Curtis Hulterstrum, P.E, M.ASCE, a senior water resource engineer for HNTB and the lead author of the study, said that he was confident that the basements could be used for some form of storm-water management and agreed that it was worthwhile to explore the idea further. "We must be creative in developing nontraditional methods of managing storm-water runoff in urban areas where space is the primary constraint," he said in written responses to questions posed by Civil Engineeringonline.
Milwaukee has trademarked the name BaseTern and is moving forward with converting one basement as a pilot project. It plans to follow HNTB's "multipurpose" alternative for the project, which calls for using a series of rain barrels to capture runoff from nearby rooftops, allowing the overflow to go into the basement along with runoff from the street. Depending on whether stone or rainwater harvesting cells are used, the basement is expected to hold between 1,800 and 6,000 cu ft of water.
The walls of the test basement will be sprayed or lined with a waterproofing material to prevent the water from seeping through, while holes will be drilled into the floor so that some of the water can infiltrate the ground. A pipe attached to the basement's existing floor drain will allow the remainder of the water to flow slowly into the sewer system, while the water in the rain barrels will be used to irrigate the garden. A single BaseTern project is expected to cost between $34,000 and $79,000, depending on the basement conversion method used.
"During the heart of the storm, when the sewers have the most pressure on them, you're pulling some of that pressure off and slowly allowing the water to enter the system as the storm eases," Shambarger explains. "It ultimately goes into the sewer but at a slower rate."
Shambarger notes that if the pilot project is a success, different designs may be used for other basements depending on whether they are located in the city's older area where the sewers carry both sanitary and storm-water flows or areas in which the sewers are separated.
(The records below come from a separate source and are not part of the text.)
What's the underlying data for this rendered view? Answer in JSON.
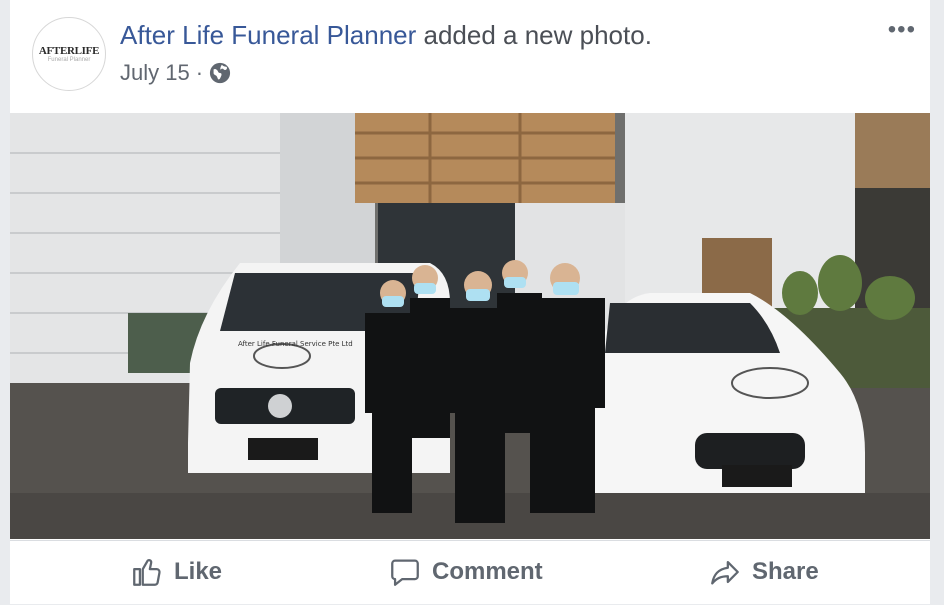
{
  "post": {
    "page_name": "After Life Funeral Planner",
    "action_text": " added a new photo.",
    "date": "July 15",
    "separator": " ·",
    "privacy_icon": "globe-icon",
    "more_icon": "more-options-icon",
    "more_glyph": "•••"
  },
  "avatar": {
    "logo_text": "AFTERLIFE",
    "logo_sub": "Funeral Planner"
  },
  "photo": {
    "van_text": "After Life Funeral Service Pte Ltd"
  },
  "actions": {
    "like_label": "Like",
    "comment_label": "Comment",
    "share_label": "Share"
  },
  "colors": {
    "link": "#385898",
    "text_secondary": "#606770",
    "divider": "#dadde1"
  }
}
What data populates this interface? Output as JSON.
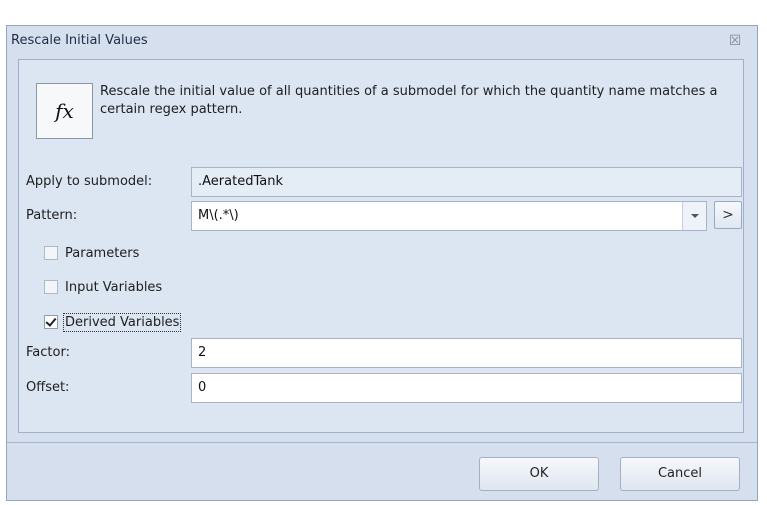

While a BaseTern may be one solution to storm-water management, Shambarger notes that it is not the only solution. "It's one tool in the toolbox [among] many things that cities need to do to prepare for extreme weather events," he says. "It's no substitute for...other kinds of larger-scale flood management, but it's a site-specific solution that can deal with a very particular problem."